An event at the Strand Bookstore for Kiriakou’s book took place on May 16 following our interview. The author read excerpts from his book and then had a conversation with Brian Ross of ABC News. Kiriakou and Ross are good friends, and Ross noted that he felt a bit responsible for Kiriakou’s situation following their interview on the use of torture. He asked what the next battleground will be and Kiriakou said the use of drones is the next battleground issue that has to be addressed. He also noted that the Republicans and Far Right do not have a monopoly on patriotism. As a third generation Democrat, he loves this country, and noted that civil rights, civil liberties, and human rights are of the utmost importance. After the lively conversation, Kiriakou signed copies of his book for those in attendance.

He mentioned to TNH about upcoming book events in Washington, DC, Cincinnati, and Los Angeles. Kiriakou also mentioned that his next book is due out in June.

Doing Time Like A Spy: How the CIA Taught Me to Survive and Thrive in Prison by John Kiriakou is available online and in bookstores now.


HIMARE - The continued detention in Albania of Fredi Beleri, an ethnic Greek elected Mayor of Himare, now has seen Greece blocking a European Union Defense anse Security Agreement with that country.

Top Stories


A pregnant woman was driving in the HOV lane near Dallas.

General News

NEW YORK – Meropi Kyriacou, the new Principal of The Cathedral School in Manhattan, was honored as The National Herald’s Educator of the Year.


Firefighters Seek to Corral Massive Texas Wildfires Before Weekend of Higher Temperatures and Winds

CANADIAN, Texas (AP) — The explosive growth of the second-largest wildfire in Texas history slowed as winds and temperatures dipped but the massive blaze was still untamed and threatening more death and destruction.

MOSCOW (AP) — Russian President Vladimir Putin vowed Thursday to fulfill Moscow’s goals in Ukraine and sternly warned the West against deeper involvement in the fighting, saying that such a move is fraught with the risk of a global nuclear conflict.

ATHENS - The greatest problem in Greece following the restoration of democracy in Greece is the missed opportunities, Prime Minister Kyriakos Mitsotakis said on Thursday evening in a discussion at the "Metapolitefsi: 50 Years Later" conference, which focuses on the fifth-decade anniversary of the restoration of democracy in Greece.
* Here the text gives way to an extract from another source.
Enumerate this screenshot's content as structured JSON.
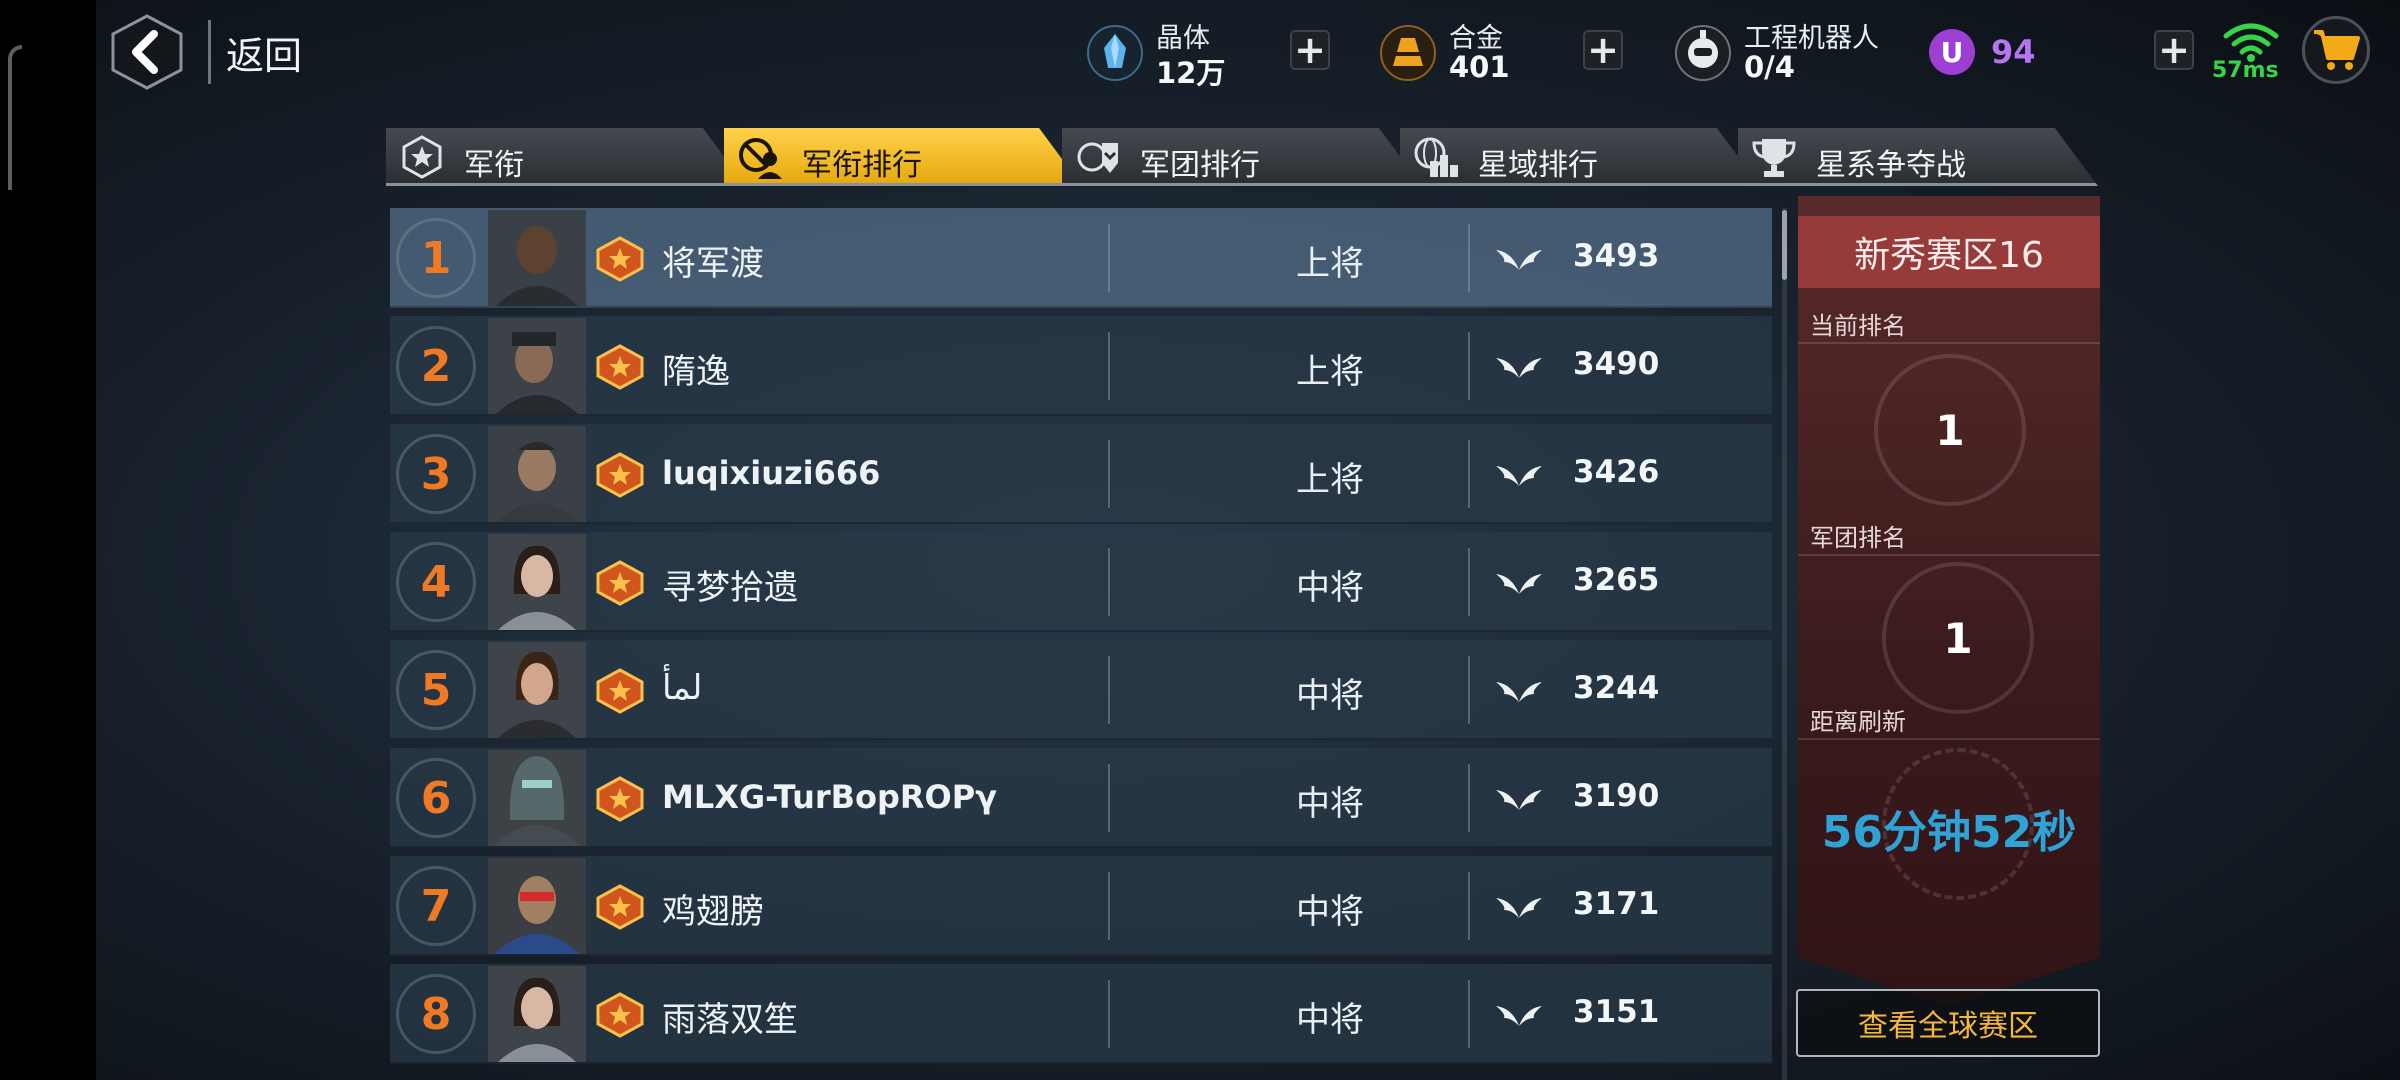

NEW YORK – The Greek Orthodox Folk Dance & Choral Festival Ministry of the Metropolis of San Francisco is dedicated, through Orthodox Christian Fellowship and committed leadership, to promoting, encouraging and perpetuating the Orthodox faith, Greek heritage and culture among individuals, families and communities by expressing it through folk dance, folk art, music and language.

NEW YORK – Greek-American Ellie Falaris Ganelin, gifted musician and Greek Chamber Music Project Director, announced a special replay of a concert to be broadcast on Leap Day, February 29.